Robert Burns in his poem “Scotch Drink”, 1786, devoted a verse to Ferintosh whisky, lamenting:

“Thee Ferintosh! O sadly lost!

Scotland lament frae coast to coast!

Now colic grips, an’ barkin’ hoast

May kill us a’;

For loyal Forbes’ charter’d boast

Is taen awa’!”

A documentary search of the Forbes of Culloden papers was made but no positive evidence for this being a distillery site was found.

Reference (30 March 2009 - 30 October 2010)

Excavation (October 2012)

NH 57630 56880 (Canmore ID: 312502) In October 2012 NOSAS set about preparing the W settlement at Mulchaich, which is thought to be a distillery, for presentation to the public under Archaeology Scotland’s Adopt-a-Monument Scheme. The project also included the adjacent chambered cairn and the plan involved:

• fencing the area to provide a small enclosure in which sheep could graze and thereby protecting the archaeological features

• undertaking an excavation of the kiln with the aim of showing its features off so that the drying process could be explained

• producing explanatory leaflets.

The excavation of the kiln was completed, 1 August – 27 September 2013. The material within the kiln bowl was removed, the features of the kiln were identified and the structure was consolidated and made safe.
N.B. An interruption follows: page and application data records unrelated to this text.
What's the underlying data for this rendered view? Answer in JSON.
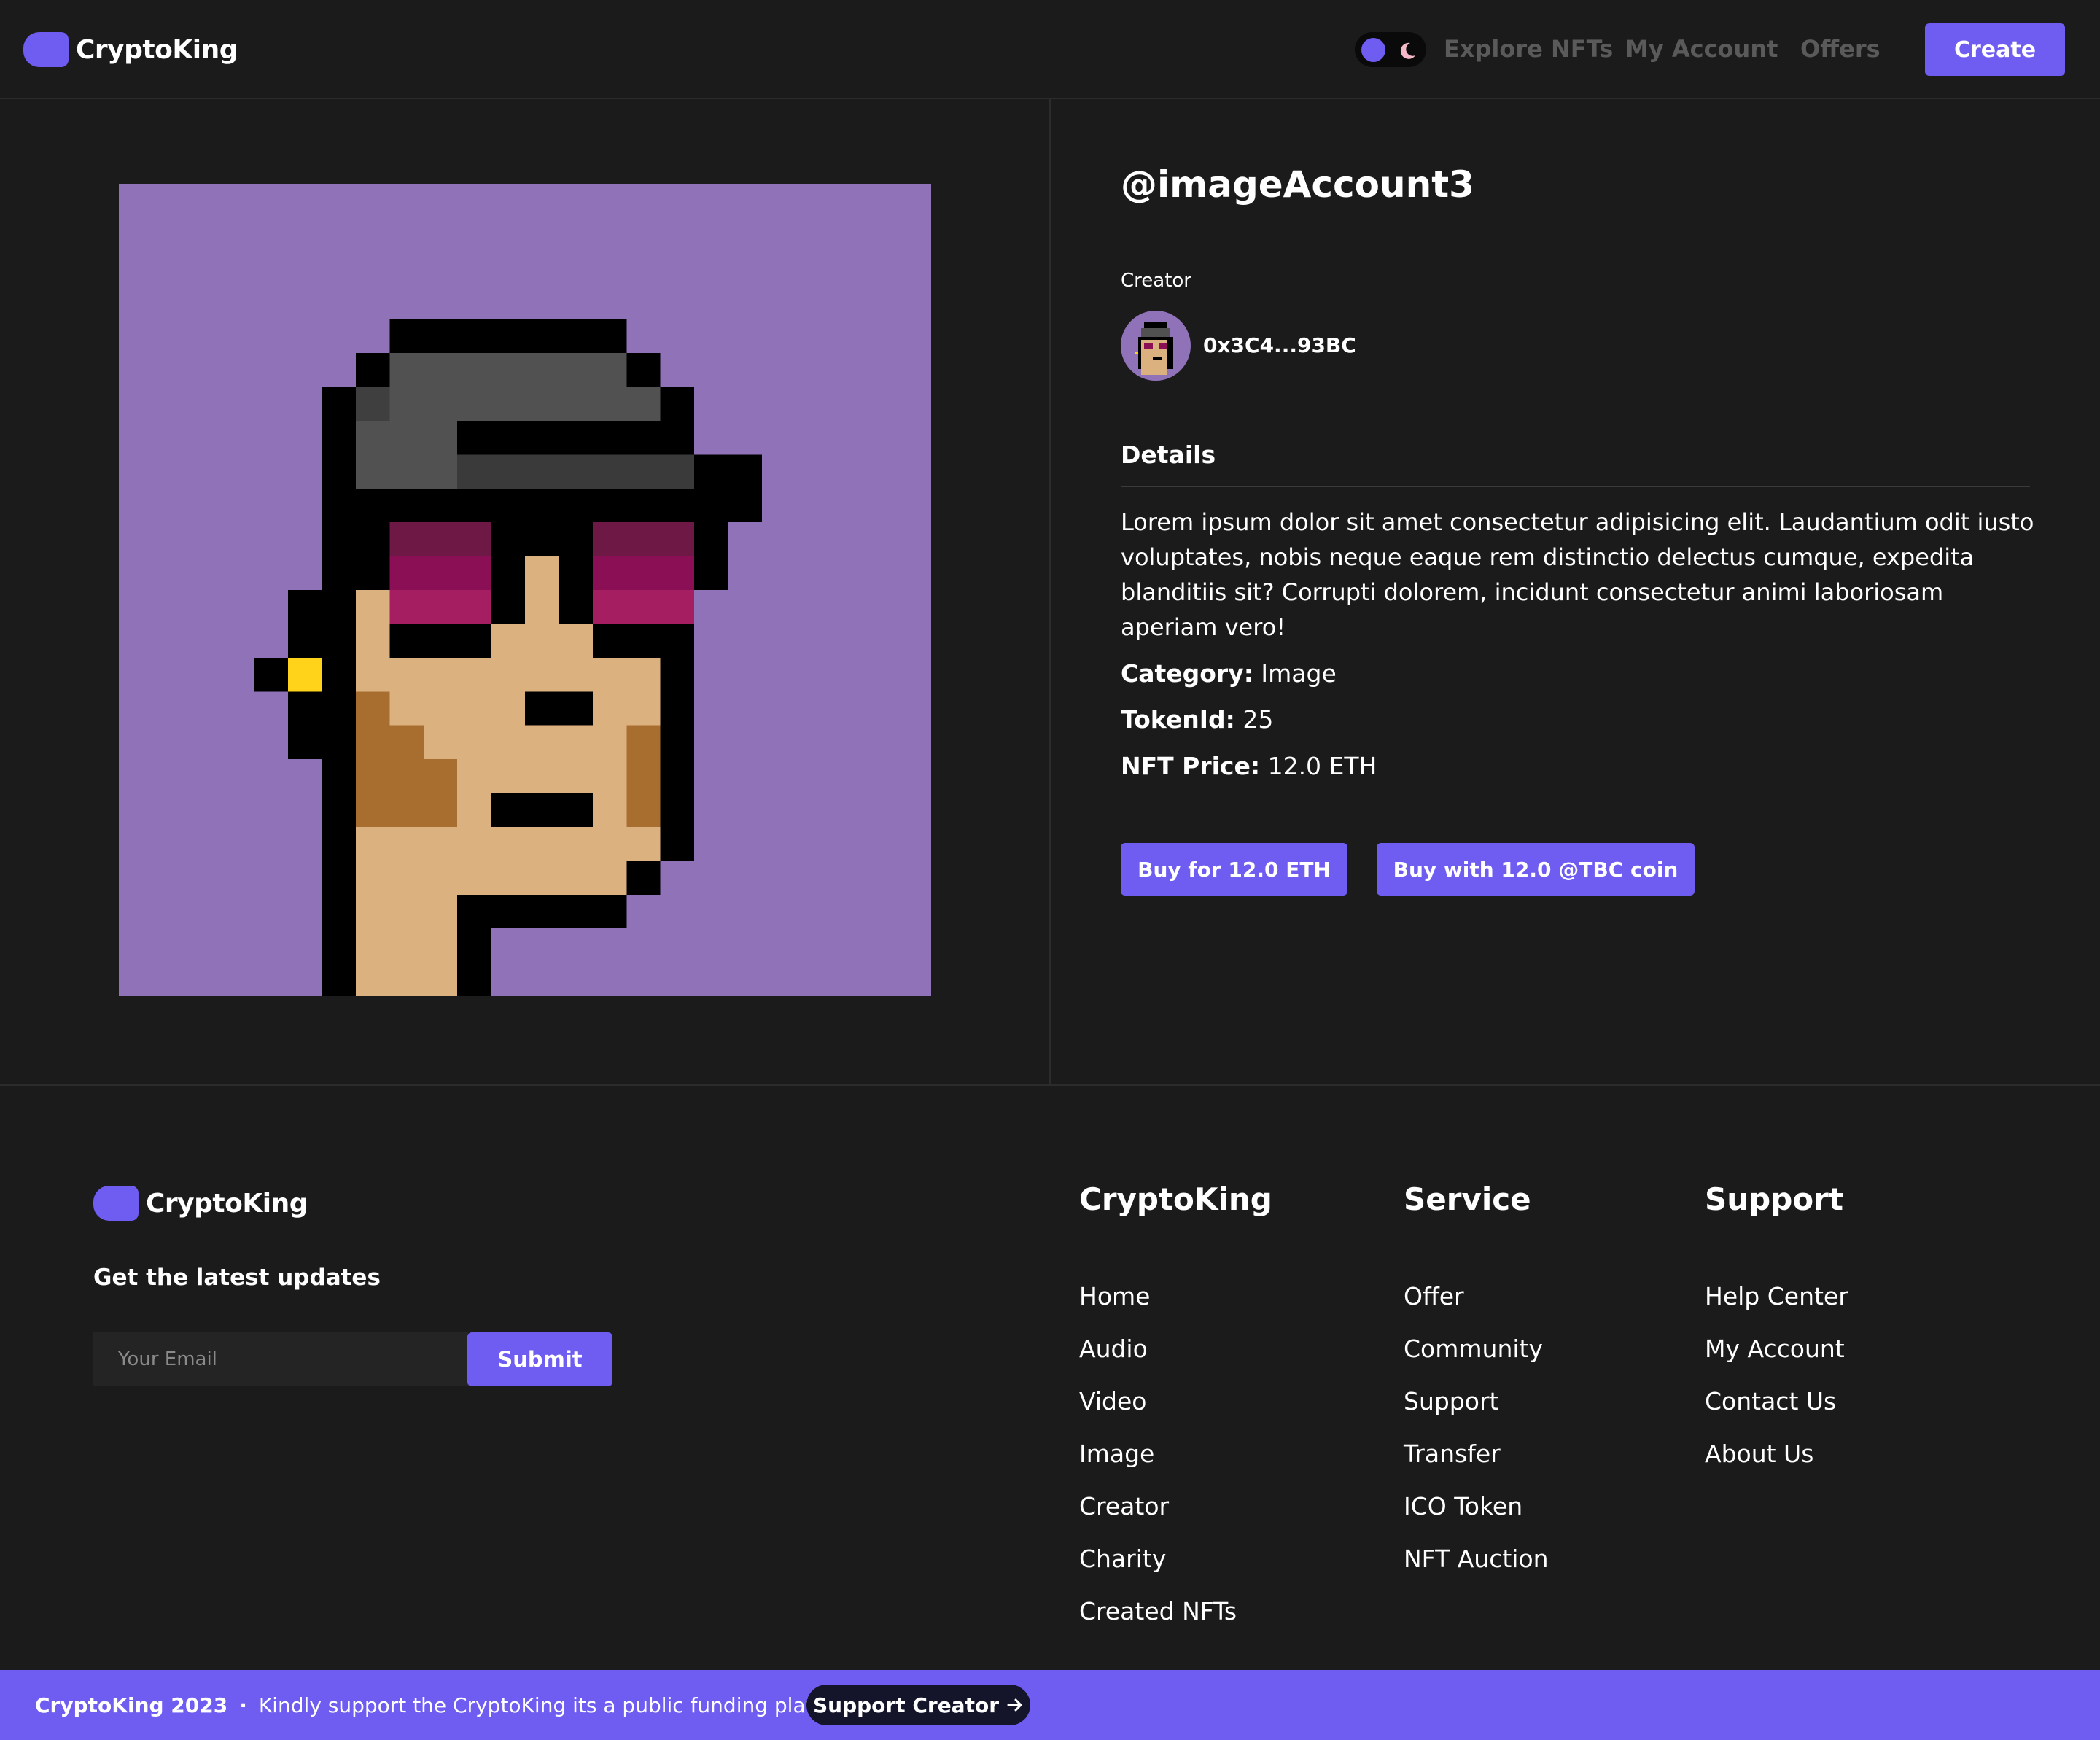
{
  "brand": {
    "name": "CryptoKing"
  },
  "nav": {
    "links": [
      "Explore NFTs",
      "My Account",
      "Offers"
    ],
    "create_label": "Create"
  },
  "nft": {
    "title": "@imageAccount3",
    "creator_label": "Creator",
    "creator_address": "0x3C4...93BC",
    "details_heading": "Details",
    "description": "Lorem ipsum dolor sit amet consectetur adipisicing elit. Laudantium odit iusto voluptates, nobis neque eaque rem distinctio delectus cumque, expedita blanditiis sit? Corrupti dolorem, incidunt consectetur animi laboriosam aperiam vero!",
    "category_label": "Category:",
    "category": "Image",
    "tokenid_label": "TokenId:",
    "tokenid": "25",
    "price_label": "NFT Price:",
    "price": "12.0 ETH",
    "buy_eth_label": "Buy for 12.0 ETH",
    "buy_coin_label": "Buy with 12.0 @TBC coin"
  },
  "footer": {
    "updates_label": "Get the latest updates",
    "email_placeholder": "Your Email",
    "submit_label": "Submit",
    "columns": [
      {
        "heading": "CryptoKing",
        "links": [
          "Home",
          "Audio",
          "Video",
          "Image",
          "Creator",
          "Charity",
          "Created NFTs"
        ]
      },
      {
        "heading": "Service",
        "links": [
          "Offer",
          "Community",
          "Support",
          "Transfer",
          "ICO Token",
          "NFT Auction"
        ]
      },
      {
        "heading": "Support",
        "links": [
          "Help Center",
          "My Account",
          "Contact Us",
          "About Us"
        ]
      }
    ]
  },
  "bottom_bar": {
    "copyright": "CryptoKing 2023",
    "separator": "·",
    "message": "Kindly support the CryptoKing its a public funding platform",
    "button_label": "Support Creator",
    "button_icon": "arrow-right-icon"
  },
  "colors": {
    "accent": "#6f5cf1",
    "background": "#1b1b1b",
    "nav_muted": "#5a5a5a",
    "nft_background": "#8f72b8"
  },
  "icons": [
    "theme-toggle-sun-icon",
    "moon-icon",
    "arrow-right-icon"
  ]
}
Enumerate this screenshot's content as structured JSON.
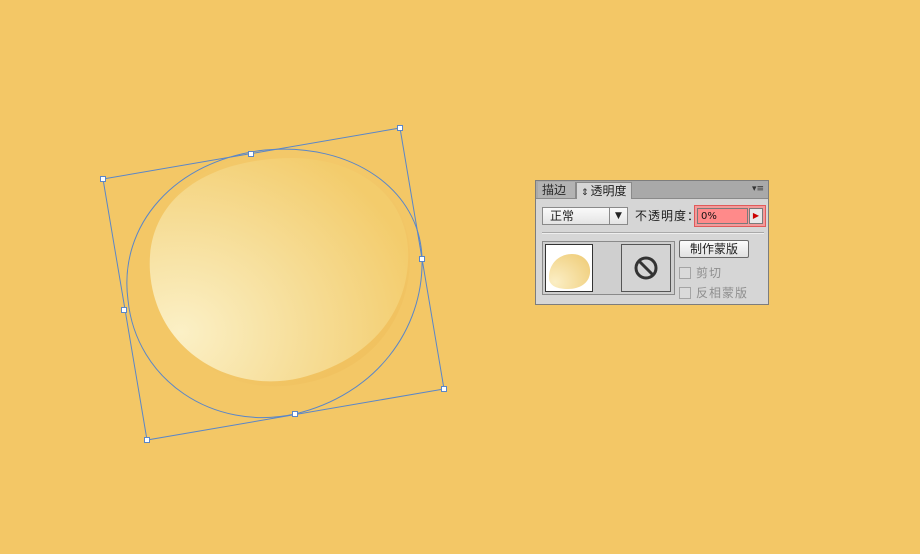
{
  "panel": {
    "tabs": [
      {
        "label": "描边",
        "active": false
      },
      {
        "label": "透明度",
        "active": true,
        "arrows": "⇕"
      }
    ],
    "menu_icon": "▾≡",
    "blend_mode": {
      "selected": "正常"
    },
    "opacity": {
      "label": "不透明度：",
      "value": "0%"
    },
    "make_mask_label": "制作蒙版",
    "clip": {
      "label": "剪切",
      "checked": false,
      "enabled": false
    },
    "invert_mask": {
      "label": "反相蒙版",
      "checked": false,
      "enabled": false
    }
  },
  "canvas": {
    "background": "#f3c766",
    "selection_color": "#5a86c8",
    "shape_fill_light": "#f9e9b6",
    "shape_fill_base": "#f4cf76"
  },
  "icons": [
    "dropdown-arrow-icon",
    "panel-menu-icon",
    "no-mask-icon",
    "stepper-arrow-icon"
  ]
}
There was no removal of structural material and the usual high standard of excavation and recording was followed throughout with, on conclusion, the production of a report. The kiln bowl was nicely preserved and much like the many kiln bowls found at townships in the Highlands. But the flue was unusual; it was substantially built and much wider than the normal corn-drying kiln. In addition the

hearth was inside the flue and much nearer to the kiln bowl itself. The other unusual and interesting feature was a pit in front of the entrance. Options to investigate this feature were constrained by the trench edges; it measured c1.2m in diameter at the surface and when half sectioned it was 650mm deep with steep sides. Resting on the bottom of the pit was an iron object, 500mm long and with 3 links; it was buckled and corroded but apparently a suspension device of some kind.

Archive: NOSAS. Report: Highland HER and National Record of the Historic Environment (NRHE) intended

Website: nosas.co.uk

Meryl Marshall - North of Scotland Archaeological Society (NOSAS)

(Source: DES, Volume 16)

References

MyCanmore Image Contributions


Contribute an Image

MyCanmore Text Contributions